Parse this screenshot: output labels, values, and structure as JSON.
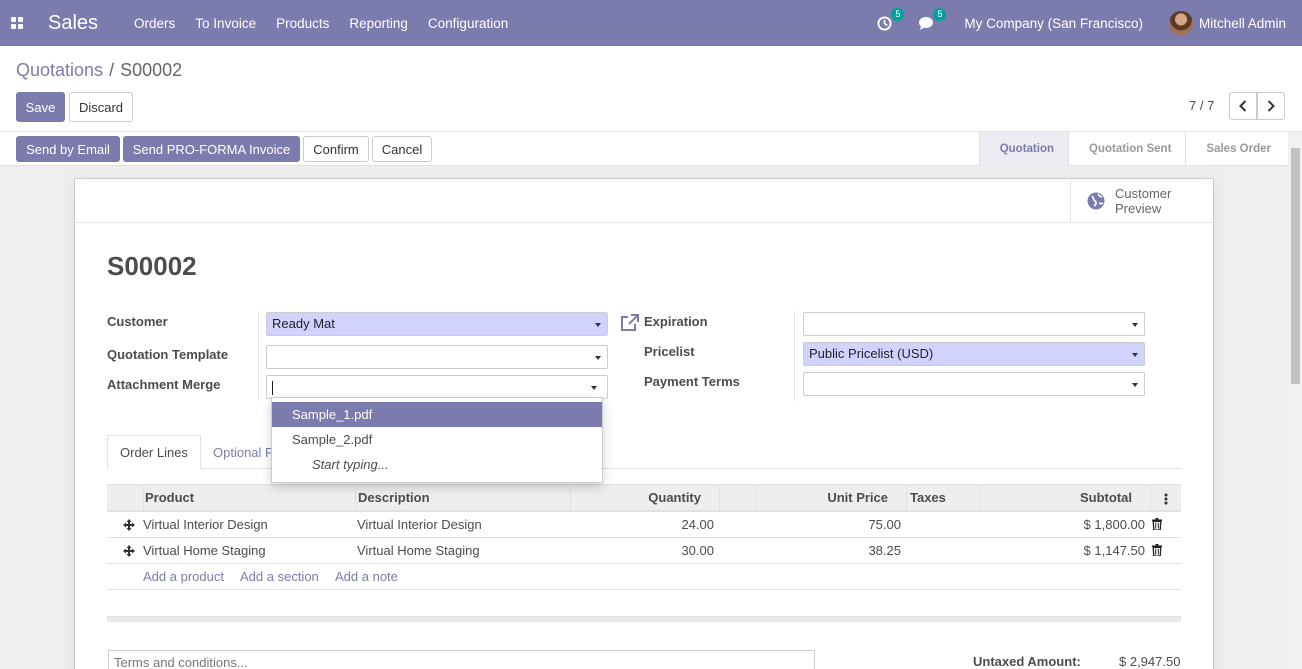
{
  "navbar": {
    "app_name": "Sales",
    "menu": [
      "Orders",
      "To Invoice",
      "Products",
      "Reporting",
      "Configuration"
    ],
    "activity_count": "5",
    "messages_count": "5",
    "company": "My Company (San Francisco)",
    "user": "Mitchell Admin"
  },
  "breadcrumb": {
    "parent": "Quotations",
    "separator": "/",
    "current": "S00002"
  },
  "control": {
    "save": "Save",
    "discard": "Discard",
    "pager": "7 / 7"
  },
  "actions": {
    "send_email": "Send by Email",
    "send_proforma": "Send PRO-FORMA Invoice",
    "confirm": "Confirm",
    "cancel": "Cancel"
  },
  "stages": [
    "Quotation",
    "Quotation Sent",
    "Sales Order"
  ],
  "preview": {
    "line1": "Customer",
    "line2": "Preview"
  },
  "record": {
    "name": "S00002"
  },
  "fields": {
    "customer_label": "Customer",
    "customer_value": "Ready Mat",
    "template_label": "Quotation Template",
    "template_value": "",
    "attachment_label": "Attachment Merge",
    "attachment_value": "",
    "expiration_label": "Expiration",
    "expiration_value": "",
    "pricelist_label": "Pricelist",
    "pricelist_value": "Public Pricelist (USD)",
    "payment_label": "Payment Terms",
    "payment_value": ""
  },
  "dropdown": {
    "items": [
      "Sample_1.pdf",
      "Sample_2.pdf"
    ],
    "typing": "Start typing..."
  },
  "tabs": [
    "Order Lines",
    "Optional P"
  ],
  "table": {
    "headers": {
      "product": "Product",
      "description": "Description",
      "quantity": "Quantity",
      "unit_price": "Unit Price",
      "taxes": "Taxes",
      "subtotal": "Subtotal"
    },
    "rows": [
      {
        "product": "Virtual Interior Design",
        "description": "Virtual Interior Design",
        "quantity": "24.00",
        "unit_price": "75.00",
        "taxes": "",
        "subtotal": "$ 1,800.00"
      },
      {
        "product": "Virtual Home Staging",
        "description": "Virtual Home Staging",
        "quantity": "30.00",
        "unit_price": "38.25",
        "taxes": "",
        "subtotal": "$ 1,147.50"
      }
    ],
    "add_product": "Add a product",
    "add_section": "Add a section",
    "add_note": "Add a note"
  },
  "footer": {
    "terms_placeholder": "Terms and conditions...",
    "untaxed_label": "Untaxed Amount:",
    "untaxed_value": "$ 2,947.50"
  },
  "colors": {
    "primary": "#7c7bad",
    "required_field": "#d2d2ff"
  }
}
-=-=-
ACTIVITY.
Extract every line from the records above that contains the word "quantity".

EXERCISE SOLUTION.
      "quantity": "Quantity",
        "quantity": "24.00",
        "quantity": "30.00",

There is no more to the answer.